**Required work:** Looking at the entries, how many lines hold the word "Sign"? State the number by itself.

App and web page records
◇ ◇ ◇ ◇ ◇
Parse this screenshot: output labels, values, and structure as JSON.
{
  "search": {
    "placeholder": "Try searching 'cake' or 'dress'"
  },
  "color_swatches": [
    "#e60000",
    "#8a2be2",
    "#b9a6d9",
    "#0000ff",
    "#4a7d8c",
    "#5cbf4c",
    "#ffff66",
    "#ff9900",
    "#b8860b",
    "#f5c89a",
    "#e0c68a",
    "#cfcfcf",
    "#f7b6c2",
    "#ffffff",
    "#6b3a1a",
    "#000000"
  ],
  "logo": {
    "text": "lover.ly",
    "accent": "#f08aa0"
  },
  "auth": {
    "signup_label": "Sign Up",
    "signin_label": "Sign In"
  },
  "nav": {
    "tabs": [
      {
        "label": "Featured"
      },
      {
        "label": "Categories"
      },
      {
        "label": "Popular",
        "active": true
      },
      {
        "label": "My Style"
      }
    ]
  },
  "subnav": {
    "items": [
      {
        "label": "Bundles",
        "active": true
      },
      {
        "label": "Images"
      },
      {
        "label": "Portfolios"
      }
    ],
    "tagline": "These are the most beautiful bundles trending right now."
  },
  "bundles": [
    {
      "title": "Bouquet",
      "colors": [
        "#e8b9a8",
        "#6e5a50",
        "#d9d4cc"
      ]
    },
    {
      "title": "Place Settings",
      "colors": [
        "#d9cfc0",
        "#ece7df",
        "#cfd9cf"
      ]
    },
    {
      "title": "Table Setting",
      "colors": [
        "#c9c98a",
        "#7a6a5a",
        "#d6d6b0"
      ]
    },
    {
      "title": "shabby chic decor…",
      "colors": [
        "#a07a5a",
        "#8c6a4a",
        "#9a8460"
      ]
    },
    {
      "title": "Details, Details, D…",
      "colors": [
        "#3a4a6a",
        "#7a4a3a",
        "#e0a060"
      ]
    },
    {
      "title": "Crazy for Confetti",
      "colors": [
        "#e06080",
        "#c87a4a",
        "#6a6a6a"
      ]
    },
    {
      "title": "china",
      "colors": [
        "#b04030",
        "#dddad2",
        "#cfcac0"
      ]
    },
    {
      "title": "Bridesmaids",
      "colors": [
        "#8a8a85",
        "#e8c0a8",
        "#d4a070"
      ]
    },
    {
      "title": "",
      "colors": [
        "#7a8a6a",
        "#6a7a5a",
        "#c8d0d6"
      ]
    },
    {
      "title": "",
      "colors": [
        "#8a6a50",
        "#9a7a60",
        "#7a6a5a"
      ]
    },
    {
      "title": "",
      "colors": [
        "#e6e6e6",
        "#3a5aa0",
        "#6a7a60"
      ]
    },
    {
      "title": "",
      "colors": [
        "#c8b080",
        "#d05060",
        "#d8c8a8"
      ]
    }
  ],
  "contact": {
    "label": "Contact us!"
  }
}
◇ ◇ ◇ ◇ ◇
**Result:** 2